The Covid-19 pandemic has inflicted increased construction costs and delay on Coastal GasLink, the conduit designed to supply the Royal Dutch Shell plc-led liquefied natural gas (LNG) export project underway in British Columbia (BC), according to TC Energy Corp.

“We expect project costs will increase significantly and the schedule will be delayed,” TC management said Thursday in its 2020 year-end statement. “Coastal GasLink will continue to mitigate these impacts to the extent possible.”

Provincial virus control restrictions on industrial labor forces, ordered at the end of December, foiled a TC forecast last November that the 670-kilometer (400-mile) line would be completed across northern BC in 2023 for C$6.6 billion ($5 billion).

A revised construction cost and schedule remain unknown as work is in progress. Design and permit issues arising along the route across high hills, deep valleys, mountain ranges, forests and muskeg swamps contribute to the uncertainty, TC noted.

The C$18 billion ($13.5 billion) LNG Canada export terminal project in Kitimat, BC, has reached a pandemic control agreement with provincial health authorities that enables the construction labor force to regain full strength.

Covid-19 countermeasures at Kitimat include rapid virus infection testing, around-the-clock health care and emergency response crews, work camp isolation wings, and a ban against departures from the construction site for community visits.

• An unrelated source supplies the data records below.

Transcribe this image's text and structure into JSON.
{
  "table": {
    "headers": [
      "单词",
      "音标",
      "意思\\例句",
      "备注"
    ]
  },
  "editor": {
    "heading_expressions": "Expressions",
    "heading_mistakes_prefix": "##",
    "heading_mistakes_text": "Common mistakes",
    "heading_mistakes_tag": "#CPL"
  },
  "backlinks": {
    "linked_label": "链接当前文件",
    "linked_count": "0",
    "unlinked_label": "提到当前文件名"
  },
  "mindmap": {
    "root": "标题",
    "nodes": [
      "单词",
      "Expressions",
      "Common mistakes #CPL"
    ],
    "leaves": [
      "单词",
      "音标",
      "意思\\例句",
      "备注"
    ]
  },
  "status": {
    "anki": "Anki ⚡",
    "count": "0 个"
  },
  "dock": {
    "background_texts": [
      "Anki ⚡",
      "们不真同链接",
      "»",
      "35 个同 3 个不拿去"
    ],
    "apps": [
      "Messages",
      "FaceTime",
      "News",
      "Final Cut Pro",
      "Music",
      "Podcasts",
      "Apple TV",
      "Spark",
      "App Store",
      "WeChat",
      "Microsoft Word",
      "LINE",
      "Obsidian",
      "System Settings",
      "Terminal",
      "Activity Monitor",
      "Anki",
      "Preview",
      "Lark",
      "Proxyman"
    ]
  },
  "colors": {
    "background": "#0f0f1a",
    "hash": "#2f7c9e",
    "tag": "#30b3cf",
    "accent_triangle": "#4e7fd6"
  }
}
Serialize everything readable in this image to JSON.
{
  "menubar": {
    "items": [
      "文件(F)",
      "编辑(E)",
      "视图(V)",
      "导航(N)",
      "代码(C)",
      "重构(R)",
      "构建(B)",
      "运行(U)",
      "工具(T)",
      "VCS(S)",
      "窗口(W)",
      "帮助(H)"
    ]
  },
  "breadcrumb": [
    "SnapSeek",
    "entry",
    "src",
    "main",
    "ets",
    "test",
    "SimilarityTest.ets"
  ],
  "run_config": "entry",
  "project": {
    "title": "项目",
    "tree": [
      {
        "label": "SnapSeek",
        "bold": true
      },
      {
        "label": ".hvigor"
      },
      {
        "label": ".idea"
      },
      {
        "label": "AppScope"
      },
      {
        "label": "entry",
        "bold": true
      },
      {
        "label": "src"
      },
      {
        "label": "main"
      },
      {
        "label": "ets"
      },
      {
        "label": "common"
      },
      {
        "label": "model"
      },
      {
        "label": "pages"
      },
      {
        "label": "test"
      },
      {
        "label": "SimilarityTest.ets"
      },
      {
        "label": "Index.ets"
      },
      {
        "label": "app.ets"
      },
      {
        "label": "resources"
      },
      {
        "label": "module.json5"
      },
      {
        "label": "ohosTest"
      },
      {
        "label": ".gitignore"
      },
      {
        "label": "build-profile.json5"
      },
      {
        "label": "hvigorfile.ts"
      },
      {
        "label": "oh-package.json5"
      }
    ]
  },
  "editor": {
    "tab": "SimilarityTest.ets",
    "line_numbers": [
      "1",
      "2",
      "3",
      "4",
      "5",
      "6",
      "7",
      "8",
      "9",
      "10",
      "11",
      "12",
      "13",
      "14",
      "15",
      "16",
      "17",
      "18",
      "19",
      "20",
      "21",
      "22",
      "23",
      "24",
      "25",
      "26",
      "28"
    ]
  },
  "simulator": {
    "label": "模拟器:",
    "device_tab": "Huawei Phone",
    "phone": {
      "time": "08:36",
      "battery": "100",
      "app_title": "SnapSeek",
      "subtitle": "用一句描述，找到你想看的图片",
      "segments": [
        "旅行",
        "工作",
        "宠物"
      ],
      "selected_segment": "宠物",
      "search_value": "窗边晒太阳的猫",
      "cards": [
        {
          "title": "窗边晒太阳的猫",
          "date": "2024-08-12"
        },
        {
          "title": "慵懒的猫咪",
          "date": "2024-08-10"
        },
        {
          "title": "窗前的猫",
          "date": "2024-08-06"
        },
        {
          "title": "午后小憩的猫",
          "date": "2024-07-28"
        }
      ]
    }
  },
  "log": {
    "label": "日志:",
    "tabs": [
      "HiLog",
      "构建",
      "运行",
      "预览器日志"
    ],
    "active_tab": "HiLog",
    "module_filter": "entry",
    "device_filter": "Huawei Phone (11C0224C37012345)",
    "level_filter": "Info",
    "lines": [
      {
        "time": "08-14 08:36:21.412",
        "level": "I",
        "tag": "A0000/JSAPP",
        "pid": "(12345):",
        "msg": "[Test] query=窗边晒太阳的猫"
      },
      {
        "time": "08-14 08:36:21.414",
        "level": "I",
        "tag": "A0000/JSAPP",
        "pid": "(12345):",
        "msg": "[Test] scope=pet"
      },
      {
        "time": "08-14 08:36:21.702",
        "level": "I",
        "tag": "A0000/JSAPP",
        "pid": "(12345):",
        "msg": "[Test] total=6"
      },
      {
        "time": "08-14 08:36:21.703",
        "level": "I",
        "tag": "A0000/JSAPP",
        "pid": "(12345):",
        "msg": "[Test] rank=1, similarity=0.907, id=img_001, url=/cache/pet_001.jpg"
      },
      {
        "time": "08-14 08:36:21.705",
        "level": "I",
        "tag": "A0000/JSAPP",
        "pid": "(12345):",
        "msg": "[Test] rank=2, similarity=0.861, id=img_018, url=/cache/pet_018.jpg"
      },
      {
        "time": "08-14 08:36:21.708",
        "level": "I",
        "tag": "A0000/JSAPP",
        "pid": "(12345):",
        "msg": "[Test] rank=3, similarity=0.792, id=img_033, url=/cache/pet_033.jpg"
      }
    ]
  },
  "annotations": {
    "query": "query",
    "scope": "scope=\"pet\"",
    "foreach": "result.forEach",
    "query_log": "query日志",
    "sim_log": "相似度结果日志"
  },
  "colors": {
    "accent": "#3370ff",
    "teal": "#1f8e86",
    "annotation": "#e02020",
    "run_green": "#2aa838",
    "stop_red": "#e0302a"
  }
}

Work is underway on a parallel public health arrangement for full return of the Coastal GasLink labor force. Construction cost increases are to be incorporated into the pipeline’s natural gas delivery tolls, said TC.The Calgary firm also repeated that its first quarter 2021 accounts will include a charge for losses from canceling  Keystone XL in January when the Biden administration revoked the construction permit granted by the Trump administration.